Create a site-search landing page, separate your front page and search result pages in analytics, and make your search links explain themselves by adding a custom
/search path to your WordPress website.
This tutorial assumes your WordPress website is configured to use what is known as “pretty” permalinks (rewrites), and that you’ve got access to modify your server configuration, e.g.
Why you’d want a custom path for search results
You probably already have a good idea of why you’d want to add a custom path to your search result pages if you’re reading this article. Anyhow, here are some of the reasons that I’d for separating search result pages in WordPress out from the base path shared with the front page and over to their own URL path:
- A linkable site-search landing page for my site navigation menu
- Make it easier to separate the front page and search result pages in my web analytics software
- Make it possible to ignore query parameters for every other path (for proxy caching purposes)
- Vanity URL – it looks better and the URL says clearly that it’s a search
Rewrite the path
WordPress will treat a request with the
s query parameter set as a search, so essentially all you’ve to do is to mask the custom path and rewrite the traffic so that WordPress’
index.php file will handle it.
There are a few different things going on in the above rewrite rule, and I’ll try to explain each of them in turn. Firstly, the rule is only triggered when the request URI is
/search. Note that the rewrite rule doesn’t trigger a redirect but only an internal remapping of the requested URL into WordPress core.
We then set the
paged query parameter from the request URI, or it will be set to an empty value when requesting the first page and thus ignored. Your theme should handle appending numbered page suffixes like
/page/2 to the end of your custom search path without any additional tweaking to your WordPress theme. You may have to undo some existing customization to your search result pagination links if this isn’t the case.
Lastly, we set an empty
s (search) query parameter. This empty parameter is ignored in favor of an existing/user-provided query if supplied. However, the empty search value will trigger an empty search and thus ensuring that WordPress will always treat the custom search path as a search page even when no keywords have been provided.
By default, WordPress will return all posts in chronological order when triggering an empty search.
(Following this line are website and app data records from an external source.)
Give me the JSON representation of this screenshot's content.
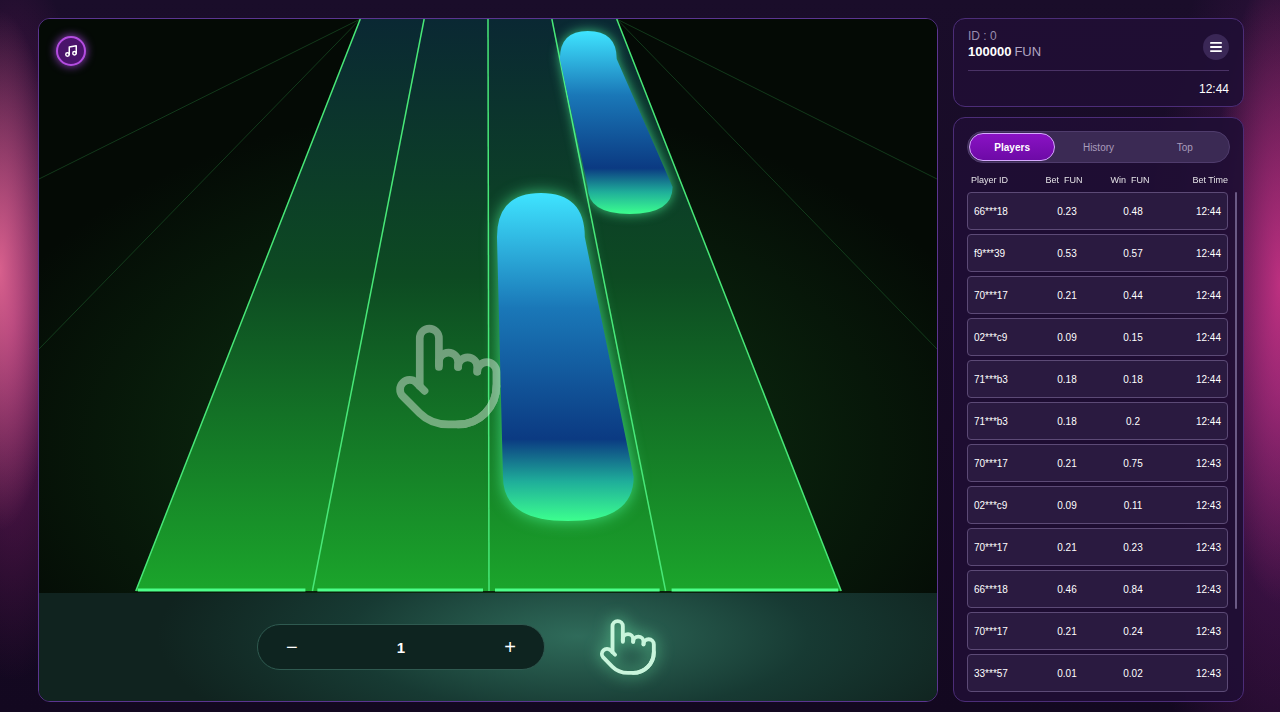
{
  "account": {
    "id": "ID : 0",
    "balance": "100000",
    "currency": "FUN",
    "time": "12:44"
  },
  "bet": {
    "decrement": "−",
    "value": "1",
    "increment": "+"
  },
  "tabs": [
    {
      "label": "Players",
      "selected": true
    },
    {
      "label": "History",
      "selected": false
    },
    {
      "label": "Top",
      "selected": false
    }
  ],
  "table": {
    "columns": [
      "Player ID",
      "Bet  FUN",
      "Win  FUN",
      "Bet Time"
    ],
    "rows": [
      [
        "66***18",
        "0.23",
        "0.48",
        "12:44"
      ],
      [
        "f9***39",
        "0.53",
        "0.57",
        "12:44"
      ],
      [
        "70***17",
        "0.21",
        "0.44",
        "12:44"
      ],
      [
        "02***c9",
        "0.09",
        "0.15",
        "12:44"
      ],
      [
        "71***b3",
        "0.18",
        "0.18",
        "12:44"
      ],
      [
        "71***b3",
        "0.18",
        "0.2",
        "12:44"
      ],
      [
        "70***17",
        "0.21",
        "0.75",
        "12:43"
      ],
      [
        "02***c9",
        "0.09",
        "0.11",
        "12:43"
      ],
      [
        "70***17",
        "0.21",
        "0.23",
        "12:43"
      ],
      [
        "66***18",
        "0.46",
        "0.84",
        "12:43"
      ],
      [
        "70***17",
        "0.21",
        "0.24",
        "12:43"
      ],
      [
        "33***57",
        "0.01",
        "0.02",
        "12:43"
      ]
    ]
  },
  "scrollbar": {
    "level": 0.82
  }
}
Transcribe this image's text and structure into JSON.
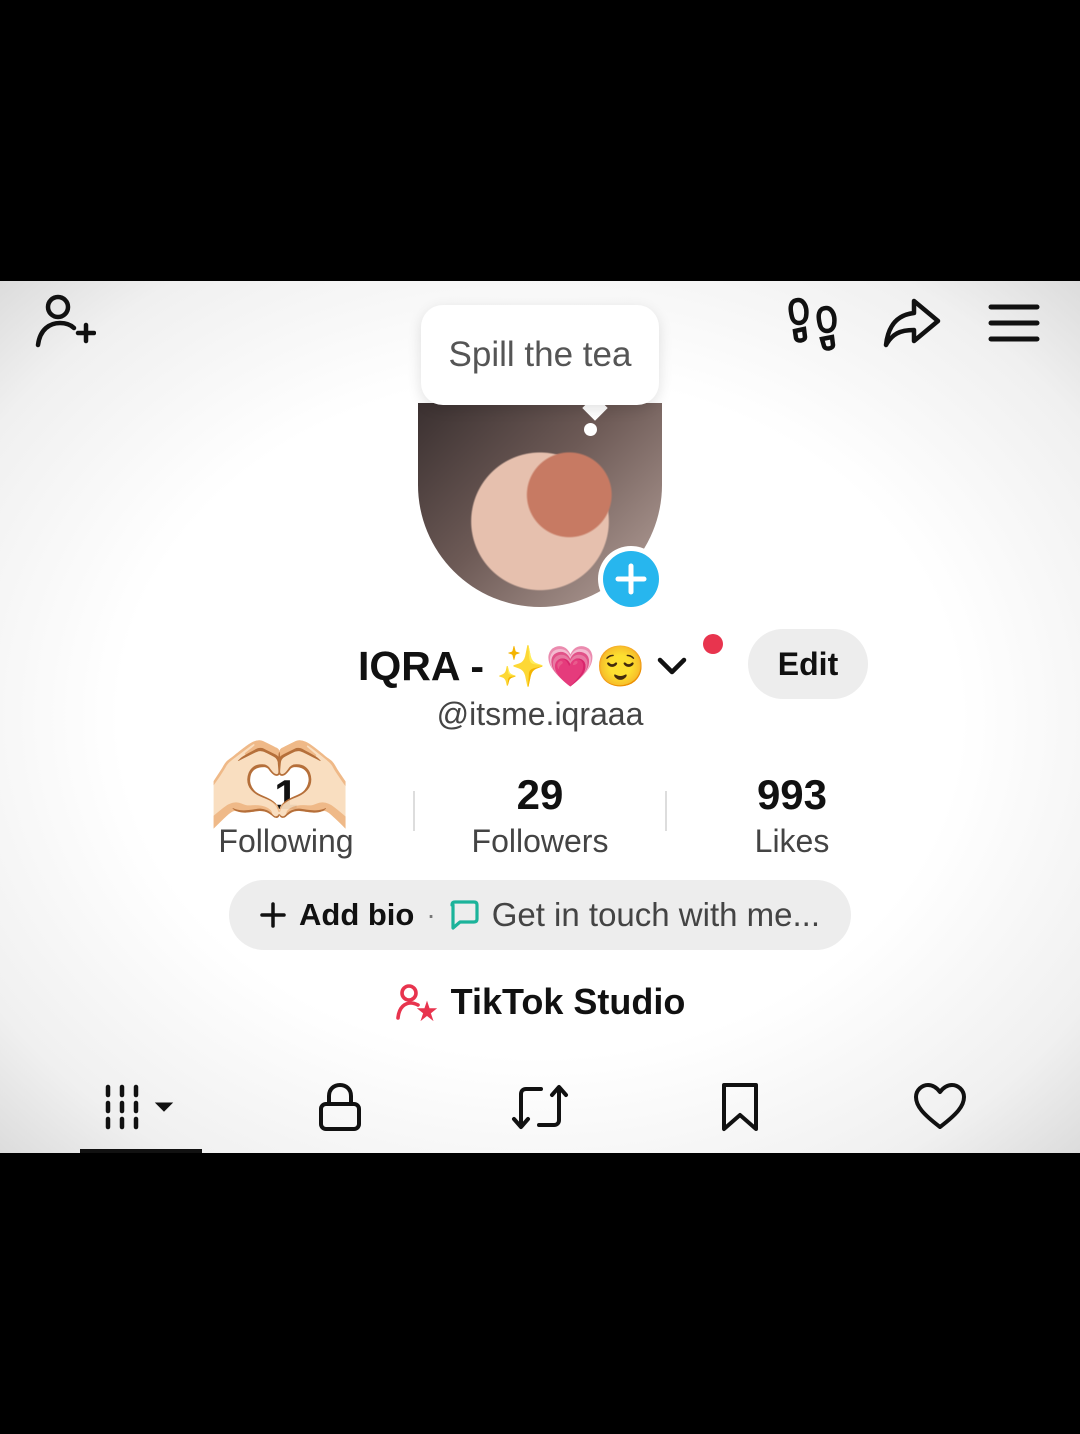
{
  "header": {
    "add_friend_icon": "person-add-icon",
    "footprints_icon": "footprints-icon",
    "share_icon": "share-arrow-icon",
    "menu_icon": "hamburger-menu-icon"
  },
  "tooltip": {
    "text": "Spill the tea"
  },
  "profile": {
    "display_name": "IQRA -",
    "name_emojis": "✨💗😌",
    "handle": "@itsme.iqraaa",
    "edit_label": "Edit",
    "accent_color": "#27b6ee",
    "notification_color": "#e8344e"
  },
  "stats": [
    {
      "value": "1",
      "label": "Following"
    },
    {
      "value": "29",
      "label": "Followers"
    },
    {
      "value": "993",
      "label": "Likes"
    }
  ],
  "stickers": {
    "heart_hands": "🫶🏻"
  },
  "bio": {
    "add_label": "Add bio",
    "separator": "·",
    "contact_text": "Get in touch with me..."
  },
  "studio": {
    "label": "TikTok Studio"
  },
  "tabs": [
    {
      "icon": "grid-videos-icon"
    },
    {
      "icon": "lock-icon"
    },
    {
      "icon": "repost-icon"
    },
    {
      "icon": "bookmark-icon"
    },
    {
      "icon": "heart-icon"
    }
  ]
}
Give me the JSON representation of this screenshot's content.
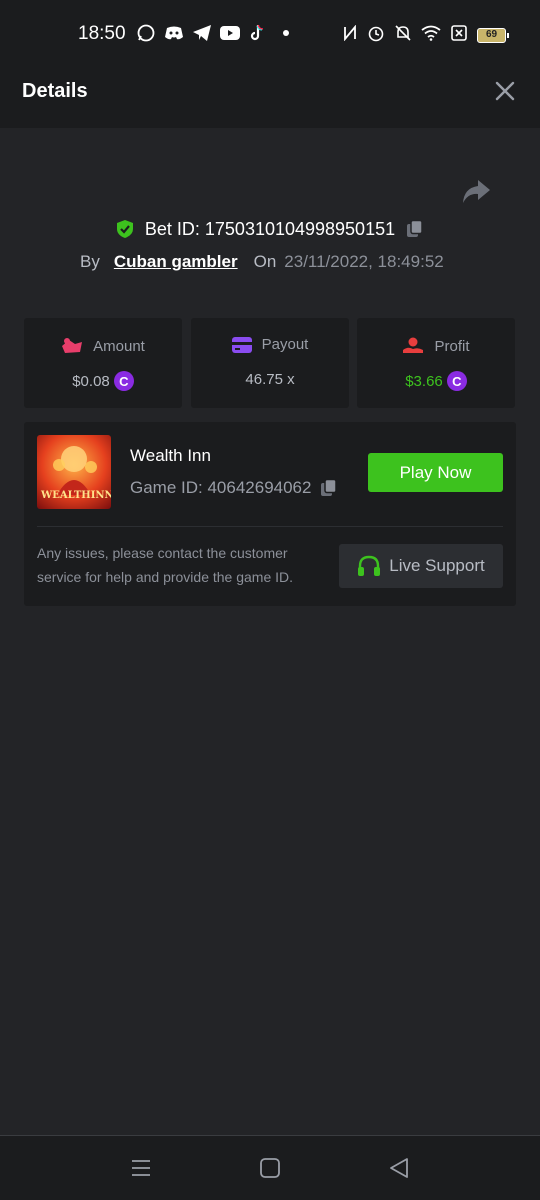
{
  "status_bar": {
    "time": "18:50",
    "battery": "69",
    "left_icons": [
      "whatsapp-icon",
      "discord-icon",
      "telegram-icon",
      "youtube-icon",
      "tiktok-icon",
      "dot-icon"
    ],
    "right_icons": [
      "nfc-icon",
      "alarm-icon",
      "mute-icon",
      "wifi-icon",
      "sim-icon",
      "battery-icon"
    ]
  },
  "header": {
    "title": "Details"
  },
  "bet": {
    "id_label": "Bet ID: 1750310104998950151",
    "by_label": "By",
    "user": "Cuban gambler",
    "on_label": "On",
    "date": "23/11/2022, 18:49:52"
  },
  "stats": {
    "amount": {
      "label": "Amount",
      "value": "$0.08"
    },
    "payout": {
      "label": "Payout",
      "value": "46.75 x"
    },
    "profit": {
      "label": "Profit",
      "value": "$3.66"
    }
  },
  "game": {
    "thumb_text": "WEALTHINN",
    "name": "Wealth Inn",
    "id_label": "Game ID: 40642694062",
    "play_label": "Play Now",
    "issue_text": "Any issues, please contact the customer service for help and provide the game ID.",
    "support_label": "Live Support"
  },
  "colors": {
    "background": "#232427",
    "card": "#1b1c1e",
    "accent_green": "#3dc21e",
    "profit_green": "#3dc21e",
    "coin_purple": "#8a2be2"
  }
}
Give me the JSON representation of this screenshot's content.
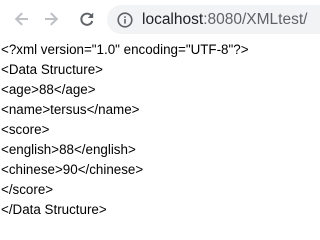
{
  "browser": {
    "url_host": "localhost",
    "url_rest": ":8080/XMLtest/",
    "icons": {
      "back": "arrow-left-icon",
      "forward": "arrow-right-icon",
      "reload": "reload-icon",
      "site_info": "info-circle-icon"
    },
    "colors": {
      "icon_active": "#5f6368",
      "icon_disabled": "#bdc1c6",
      "omnibox_bg": "#f1f3f4"
    }
  },
  "content": {
    "lines": [
      "<?xml version=\"1.0\" encoding=\"UTF-8\"?>",
      "<Data Structure>",
      "<age>88</age>",
      "<name>tersus</name>",
      "<score>",
      "<english>88</english>",
      "<chinese>90</chinese>",
      "</score>",
      "</Data Structure>"
    ]
  }
}
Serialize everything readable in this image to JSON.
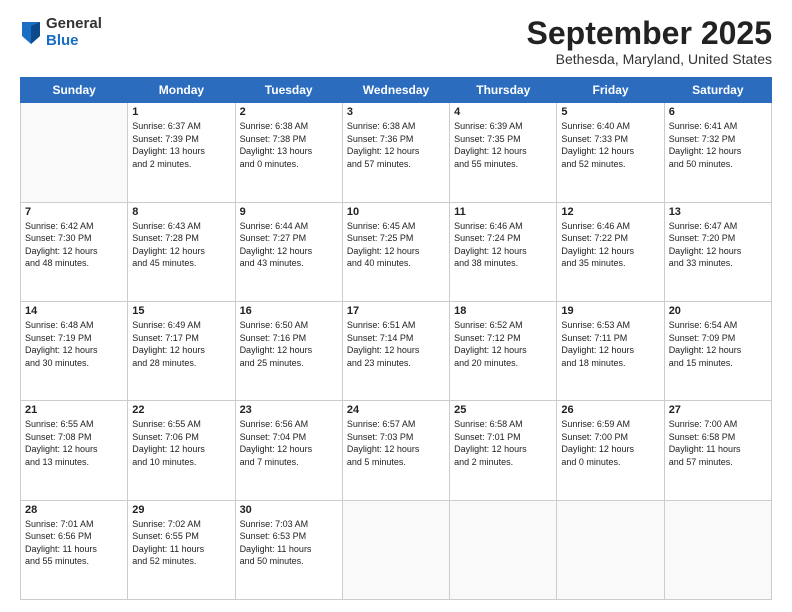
{
  "logo": {
    "general": "General",
    "blue": "Blue"
  },
  "header": {
    "month": "September 2025",
    "location": "Bethesda, Maryland, United States"
  },
  "days": [
    "Sunday",
    "Monday",
    "Tuesday",
    "Wednesday",
    "Thursday",
    "Friday",
    "Saturday"
  ],
  "weeks": [
    [
      {
        "day": "",
        "info": ""
      },
      {
        "day": "1",
        "info": "Sunrise: 6:37 AM\nSunset: 7:39 PM\nDaylight: 13 hours\nand 2 minutes."
      },
      {
        "day": "2",
        "info": "Sunrise: 6:38 AM\nSunset: 7:38 PM\nDaylight: 13 hours\nand 0 minutes."
      },
      {
        "day": "3",
        "info": "Sunrise: 6:38 AM\nSunset: 7:36 PM\nDaylight: 12 hours\nand 57 minutes."
      },
      {
        "day": "4",
        "info": "Sunrise: 6:39 AM\nSunset: 7:35 PM\nDaylight: 12 hours\nand 55 minutes."
      },
      {
        "day": "5",
        "info": "Sunrise: 6:40 AM\nSunset: 7:33 PM\nDaylight: 12 hours\nand 52 minutes."
      },
      {
        "day": "6",
        "info": "Sunrise: 6:41 AM\nSunset: 7:32 PM\nDaylight: 12 hours\nand 50 minutes."
      }
    ],
    [
      {
        "day": "7",
        "info": "Sunrise: 6:42 AM\nSunset: 7:30 PM\nDaylight: 12 hours\nand 48 minutes."
      },
      {
        "day": "8",
        "info": "Sunrise: 6:43 AM\nSunset: 7:28 PM\nDaylight: 12 hours\nand 45 minutes."
      },
      {
        "day": "9",
        "info": "Sunrise: 6:44 AM\nSunset: 7:27 PM\nDaylight: 12 hours\nand 43 minutes."
      },
      {
        "day": "10",
        "info": "Sunrise: 6:45 AM\nSunset: 7:25 PM\nDaylight: 12 hours\nand 40 minutes."
      },
      {
        "day": "11",
        "info": "Sunrise: 6:46 AM\nSunset: 7:24 PM\nDaylight: 12 hours\nand 38 minutes."
      },
      {
        "day": "12",
        "info": "Sunrise: 6:46 AM\nSunset: 7:22 PM\nDaylight: 12 hours\nand 35 minutes."
      },
      {
        "day": "13",
        "info": "Sunrise: 6:47 AM\nSunset: 7:20 PM\nDaylight: 12 hours\nand 33 minutes."
      }
    ],
    [
      {
        "day": "14",
        "info": "Sunrise: 6:48 AM\nSunset: 7:19 PM\nDaylight: 12 hours\nand 30 minutes."
      },
      {
        "day": "15",
        "info": "Sunrise: 6:49 AM\nSunset: 7:17 PM\nDaylight: 12 hours\nand 28 minutes."
      },
      {
        "day": "16",
        "info": "Sunrise: 6:50 AM\nSunset: 7:16 PM\nDaylight: 12 hours\nand 25 minutes."
      },
      {
        "day": "17",
        "info": "Sunrise: 6:51 AM\nSunset: 7:14 PM\nDaylight: 12 hours\nand 23 minutes."
      },
      {
        "day": "18",
        "info": "Sunrise: 6:52 AM\nSunset: 7:12 PM\nDaylight: 12 hours\nand 20 minutes."
      },
      {
        "day": "19",
        "info": "Sunrise: 6:53 AM\nSunset: 7:11 PM\nDaylight: 12 hours\nand 18 minutes."
      },
      {
        "day": "20",
        "info": "Sunrise: 6:54 AM\nSunset: 7:09 PM\nDaylight: 12 hours\nand 15 minutes."
      }
    ],
    [
      {
        "day": "21",
        "info": "Sunrise: 6:55 AM\nSunset: 7:08 PM\nDaylight: 12 hours\nand 13 minutes."
      },
      {
        "day": "22",
        "info": "Sunrise: 6:55 AM\nSunset: 7:06 PM\nDaylight: 12 hours\nand 10 minutes."
      },
      {
        "day": "23",
        "info": "Sunrise: 6:56 AM\nSunset: 7:04 PM\nDaylight: 12 hours\nand 7 minutes."
      },
      {
        "day": "24",
        "info": "Sunrise: 6:57 AM\nSunset: 7:03 PM\nDaylight: 12 hours\nand 5 minutes."
      },
      {
        "day": "25",
        "info": "Sunrise: 6:58 AM\nSunset: 7:01 PM\nDaylight: 12 hours\nand 2 minutes."
      },
      {
        "day": "26",
        "info": "Sunrise: 6:59 AM\nSunset: 7:00 PM\nDaylight: 12 hours\nand 0 minutes."
      },
      {
        "day": "27",
        "info": "Sunrise: 7:00 AM\nSunset: 6:58 PM\nDaylight: 11 hours\nand 57 minutes."
      }
    ],
    [
      {
        "day": "28",
        "info": "Sunrise: 7:01 AM\nSunset: 6:56 PM\nDaylight: 11 hours\nand 55 minutes."
      },
      {
        "day": "29",
        "info": "Sunrise: 7:02 AM\nSunset: 6:55 PM\nDaylight: 11 hours\nand 52 minutes."
      },
      {
        "day": "30",
        "info": "Sunrise: 7:03 AM\nSunset: 6:53 PM\nDaylight: 11 hours\nand 50 minutes."
      },
      {
        "day": "",
        "info": ""
      },
      {
        "day": "",
        "info": ""
      },
      {
        "day": "",
        "info": ""
      },
      {
        "day": "",
        "info": ""
      }
    ]
  ]
}
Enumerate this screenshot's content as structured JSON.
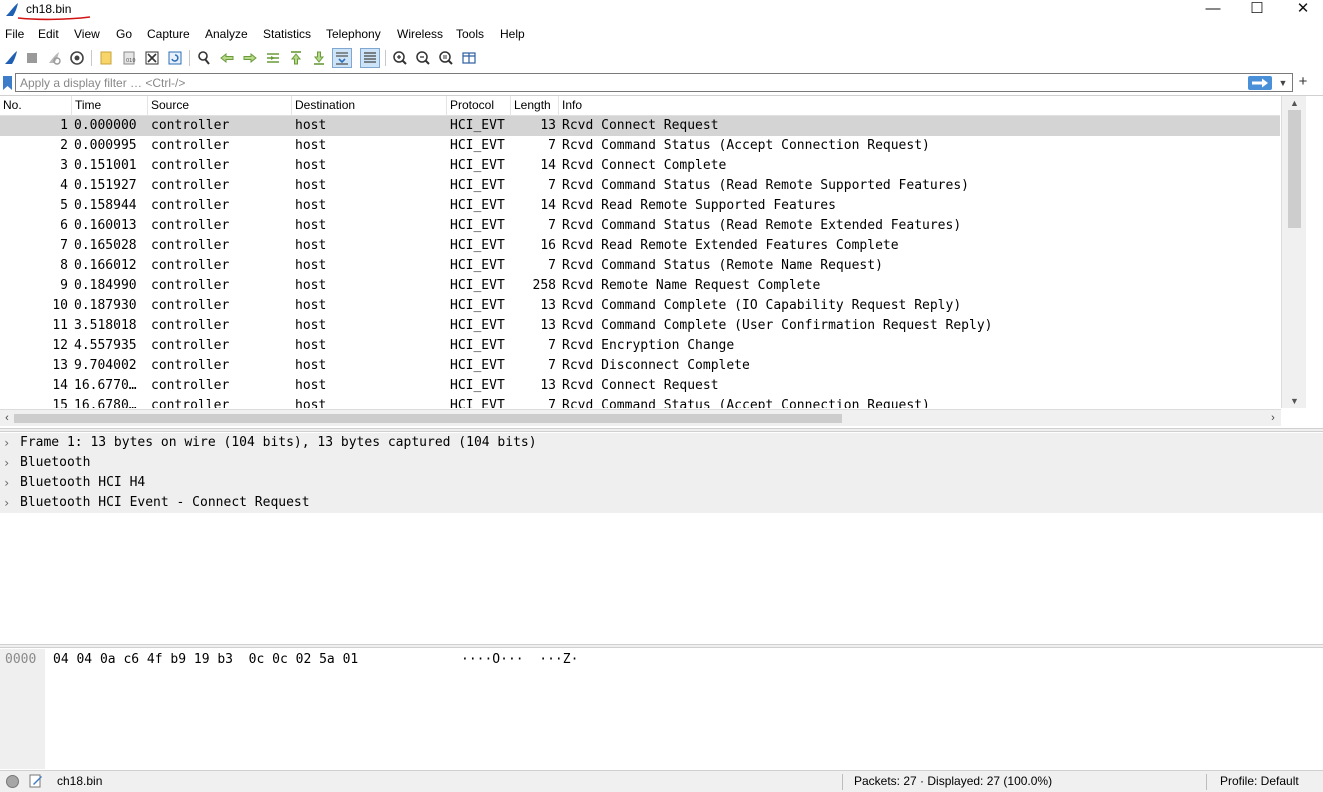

However, setting this empty parameter allows you to create things like a site search oriented landing page by further tweaking your theme.
QSA flag in the Apache configuration example, short for “query string append”, at the end of the rule merges the existing/visitor-provided query parameter with our hardcoded query options. This is the default behavior in Nginx.
Updating the search form
Now that the custom search path should be working, it’s time to modify the search form to direct traffic to the new address. Depending on how your theme is set up, you should find the search form in
searchform.php. All you need to do is to add your custom
/search path to the form’s
Optional: Redirect the default search links to the custom path
WordPress’ default search URLs will still work as-is alongside your new custom search path unless you redirect them to the new path. However, search engines generally don’t like it when the same content resides on multiple addresses. You can reduce content duplication and push every visitor over to the same URLs by redirecting the old WordPress-default URL to the new URLs.
The above redirects triggers a redirect for URLs that contain the search query parameter (
s=) on any path other than your custom search path to the new search path (
/search). Note that special
$arg_s in the Nginx code configuration example variable holds the value, if any, of the
s string query parameter.
Remember to also update your OpenSearch description file, Schema.org
SearchAction, or other integration points that depends on how your website builds its search URLs.